Xelhálh (Kuthlalth) (Present day I.R #3) holds special significance for us. Xelhálh was strategically located with the village overlooking the Fraser River, protected by a fortress and the river itself as there were several whirlpools and rapids that made it challenging to navigate to shore for those people unfamiliar with the area. In addition to the remnants of the fortress, Xelhálh was the home for a large number of people up until the 1850s, when the population was decimated by the smallpox epidemic and our remaining ancestors were moved, by the colonial government, to Shxw’ōwhámél to encourage them to pursue agricultural as way of building a subsistence economy. This shifted people away from relying on fishing, hunting, gathering and trade for feeding the community.
Over the years, our community has re-emerged from the threats posed by colonialism, small pox, loss of land, and residential schools. In the early 1970s, we had approximately 40 members. Currently, we have nearly 200 members. While we honour and respect the past chief and councils, the re-establishment of the traditional Si:yam system of governance in 1994 was an important milestone in our community's development.

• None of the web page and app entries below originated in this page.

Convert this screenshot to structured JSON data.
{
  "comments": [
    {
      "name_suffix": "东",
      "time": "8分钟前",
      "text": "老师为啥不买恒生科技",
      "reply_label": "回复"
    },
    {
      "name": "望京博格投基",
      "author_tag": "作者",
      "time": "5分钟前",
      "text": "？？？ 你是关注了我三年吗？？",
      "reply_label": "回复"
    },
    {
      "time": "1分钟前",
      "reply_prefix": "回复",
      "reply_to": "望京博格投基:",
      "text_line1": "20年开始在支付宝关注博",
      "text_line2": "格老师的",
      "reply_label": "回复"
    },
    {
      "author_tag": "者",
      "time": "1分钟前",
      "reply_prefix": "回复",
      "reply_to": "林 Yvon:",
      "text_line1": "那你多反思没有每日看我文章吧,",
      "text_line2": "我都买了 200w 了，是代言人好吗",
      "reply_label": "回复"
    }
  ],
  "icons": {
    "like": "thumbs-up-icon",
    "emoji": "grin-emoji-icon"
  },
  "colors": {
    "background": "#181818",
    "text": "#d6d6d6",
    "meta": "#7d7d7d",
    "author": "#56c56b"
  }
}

The construction of new houses and access to services has enabled us to strengthen our community and begin to re-establish our cultural roots.
The story of the Sturgeon.
Long ago, the world was not quite right, everything seemed to be mixed up.
Our Elders tell us, there was a time where animals could talk to people
and people could change their shape. Into this world came X̱ex̱:áls, X̱ex̱:áls
came to transform the world and make it right. Some people call X̱ex̱:áls
the 'transformer', others say he was the 'Little Christ', and some call him
the 'magician'. X̱ex̱:áls had very special magical powers. He traveled
throughout the land transforming things into their permanent shape. He punished wicked people by transforming them into stone, and rewarded good people by transforming them into useful creatures. As X̱ex̱:áls traveled up the Fraser River, he transformed people at many places on his journey. It was winter when he reached the village known as Shxw’ōwhámel, he noticed that the people of the village were starving, mostly because it was difficult to find food in the winter months. The salmon and eulachon only came into the river in the spring and summer. During the winter, the river was empty.
X̱ex̱:áls wanted to help the people of Shxw’ōwhámél, so he transformed one of the men of the village into the Sturgeon. The sturgeon was a fish to last in the river all year round. As time went on, the mans wife had become very lonely without her husband. One night, in her dreams, she was told to stand by the river and wait, and the next day she did. She carried her lunch, a piece of dried meat tied to her wrist, and stood by the river. As she stood there, in the snow, her husband called her to join him. She dove into the river and was transformed into the female sturgeon. Because she had her lunch tied to her wrist, all sturgeon today have a dark tasty meat behind their gills.